_The task_
Reading the listing below, count the lines that contain the word "this" and give that count alone.

────────────────

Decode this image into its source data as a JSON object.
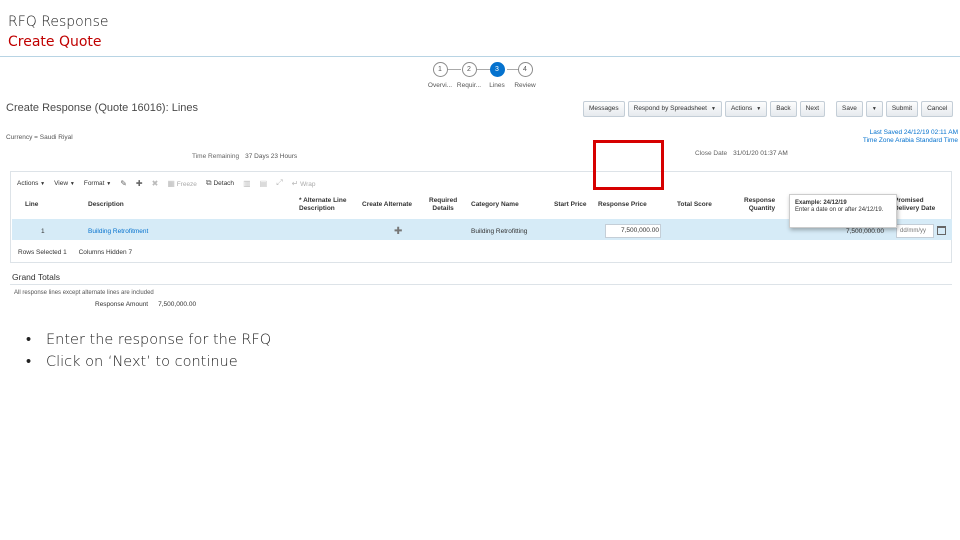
{
  "slide": {
    "title": "RFQ Response",
    "subtitle": "Create Quote",
    "bullets": [
      "Enter the response for the RFQ",
      "Click on ‘Next’ to continue"
    ]
  },
  "train": [
    {
      "num": "1",
      "label": "Overvi...",
      "current": false
    },
    {
      "num": "2",
      "label": "Requir...",
      "current": false
    },
    {
      "num": "3",
      "label": "Lines",
      "current": true
    },
    {
      "num": "4",
      "label": "Review",
      "current": false
    }
  ],
  "page": {
    "heading": "Create Response (Quote 16016): Lines",
    "currency": "Currency = Saudi Riyal",
    "last_saved": "Last Saved 24/12/19 02:11 AM",
    "time_zone": "Time Zone Arabia Standard Time",
    "time_remaining_label": "Time Remaining",
    "time_remaining_value": "37 Days 23 Hours",
    "close_date_label": "Close Date",
    "close_date_value": "31/01/20 01:37 AM"
  },
  "toolbar": {
    "messages": "Messages",
    "respond_by_spreadsheet": "Respond by Spreadsheet",
    "actions": "Actions",
    "back": "Back",
    "next": "Next",
    "save": "Save",
    "submit": "Submit",
    "cancel": "Cancel"
  },
  "table_tools": {
    "actions": "Actions",
    "view": "View",
    "format": "Format",
    "freeze": "Freeze",
    "detach": "Detach",
    "wrap": "Wrap"
  },
  "columns": {
    "line": "Line",
    "description": "Description",
    "alternate_line_1": "* Alternate Line",
    "alternate_line_2": "Description",
    "create_alternate": "Create Alternate",
    "required_1": "Required",
    "required_2": "Details",
    "category_name": "Category Name",
    "start_price": "Start Price",
    "response_price": "Response Price",
    "total_score": "Total Score",
    "response_qty_1": "Response",
    "response_qty_2": "Quantity",
    "promised_1": "Promised",
    "promised_2": "Delivery Date"
  },
  "row": {
    "line": "1",
    "description": "Building Retrofitment",
    "category": "Building Retrofitting",
    "response_price": "7,500,000.00",
    "amount_partial": "7,500,000.00",
    "date_placeholder": "dd/mm/yy"
  },
  "tooltip": {
    "title": "Example: 24/12/19",
    "body": "Enter a date on or after 24/12/19."
  },
  "summary": {
    "rows_selected": "Rows Selected  1",
    "columns_hidden": "Columns Hidden  7",
    "grand_totals": "Grand Totals",
    "note": "All response lines except alternate lines are included",
    "response_amount_label": "Response Amount",
    "response_amount_value": "7,500,000.00"
  }
}
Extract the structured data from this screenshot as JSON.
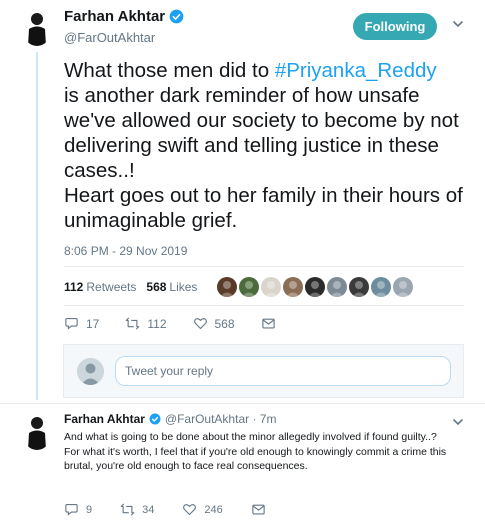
{
  "tweet": {
    "author_name": "Farhan Akhtar",
    "author_handle": "@FarOutAkhtar",
    "follow_label": "Following",
    "text_before_hashtag": "What those men did to ",
    "hashtag": "#Priyanka_Reddy",
    "text_after_hashtag": "\nis another dark reminder of how unsafe we've allowed our society to become by not delivering swift and telling justice in these cases..!\nHeart goes out to her family in their hours of unimaginable grief.",
    "timestamp": "8:06 PM - 29 Nov 2019",
    "retweets_count": "112",
    "retweets_label": "Retweets",
    "likes_count": "568",
    "likes_label": "Likes",
    "liker_avatars": [
      "#5a3b2a",
      "#4b6b3a",
      "#d9d4cc",
      "#8a6d55",
      "#2b2b2b",
      "#7c8a96",
      "#3a3a3a",
      "#6d8d9e",
      "#9aa7b1"
    ],
    "actions": {
      "reply_count": "17",
      "retweet_count": "112",
      "like_count": "568"
    }
  },
  "reply_box": {
    "placeholder": "Tweet your reply"
  },
  "reply_tweet": {
    "author_name": "Farhan Akhtar",
    "meta": "@FarOutAkhtar · 7m",
    "text": "And what is going to be done about the minor allegedly involved if found guilty..?\nFor what it's worth, I feel that if you're old enough to knowingly commit a crime this brutal, you're old enough to face real consequences.",
    "actions": {
      "reply_count": "9",
      "retweet_count": "34",
      "like_count": "246"
    }
  },
  "colors": {
    "accent": "#1da1f2",
    "follow_button": "#35a8b4",
    "muted_text": "#657786"
  }
}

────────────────

_Reply to the exercise_
3